Devastation to one of the oldest high schools in Kathmandu
Aftershocks and the fear of disease are causing panic. Millions of people are homeless and living in temporary shelters or in the open. Rescue teams are digging for survivors, food and water is being distributed and aid is getting to remote areas.
The horrific effects of the Nepal earthquake are being dealt with on an hour-by-hour basis. But the tremors that caused devastation across the South Asian country will also have devastating long-term consequences for its education system.
Thousands of schools were damaged or destroyed by the 7.8 earthquake on April 25 and the destruction has caused the closure of all Nepalese state-run and private schools for the next two weeks at least as the immediate crisis is dealt with.

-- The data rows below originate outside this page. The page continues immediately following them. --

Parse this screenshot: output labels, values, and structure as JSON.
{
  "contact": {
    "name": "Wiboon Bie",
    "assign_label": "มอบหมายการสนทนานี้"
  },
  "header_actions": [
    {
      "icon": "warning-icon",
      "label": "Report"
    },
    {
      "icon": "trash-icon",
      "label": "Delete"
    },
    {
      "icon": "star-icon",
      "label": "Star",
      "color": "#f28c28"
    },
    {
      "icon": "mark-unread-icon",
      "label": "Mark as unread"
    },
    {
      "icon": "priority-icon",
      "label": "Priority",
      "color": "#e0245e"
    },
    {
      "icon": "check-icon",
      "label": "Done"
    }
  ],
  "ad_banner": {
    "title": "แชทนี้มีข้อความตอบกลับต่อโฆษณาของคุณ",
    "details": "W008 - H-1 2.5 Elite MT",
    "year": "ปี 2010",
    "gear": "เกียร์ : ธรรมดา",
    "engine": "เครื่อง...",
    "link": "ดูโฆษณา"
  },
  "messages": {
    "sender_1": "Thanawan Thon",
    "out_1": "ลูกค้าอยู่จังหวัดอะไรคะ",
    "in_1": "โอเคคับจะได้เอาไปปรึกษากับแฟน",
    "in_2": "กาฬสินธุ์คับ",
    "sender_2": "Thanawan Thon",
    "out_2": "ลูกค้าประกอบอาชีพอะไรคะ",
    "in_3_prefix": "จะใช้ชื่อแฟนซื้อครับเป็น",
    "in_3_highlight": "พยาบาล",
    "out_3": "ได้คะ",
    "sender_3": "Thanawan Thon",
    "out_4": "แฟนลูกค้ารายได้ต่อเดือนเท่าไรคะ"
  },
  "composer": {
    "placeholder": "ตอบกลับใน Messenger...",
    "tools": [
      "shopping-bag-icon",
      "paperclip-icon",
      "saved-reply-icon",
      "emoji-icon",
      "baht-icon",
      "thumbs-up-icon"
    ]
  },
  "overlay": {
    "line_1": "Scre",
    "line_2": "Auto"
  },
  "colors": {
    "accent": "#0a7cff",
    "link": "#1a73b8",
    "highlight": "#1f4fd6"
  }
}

More than 16,000 public and private schools – about half of the country’s total – have been damaged, according to UN OCHA (United Nations Office for the Coordination of Humanitarian Affairs) Asia and the Pacific.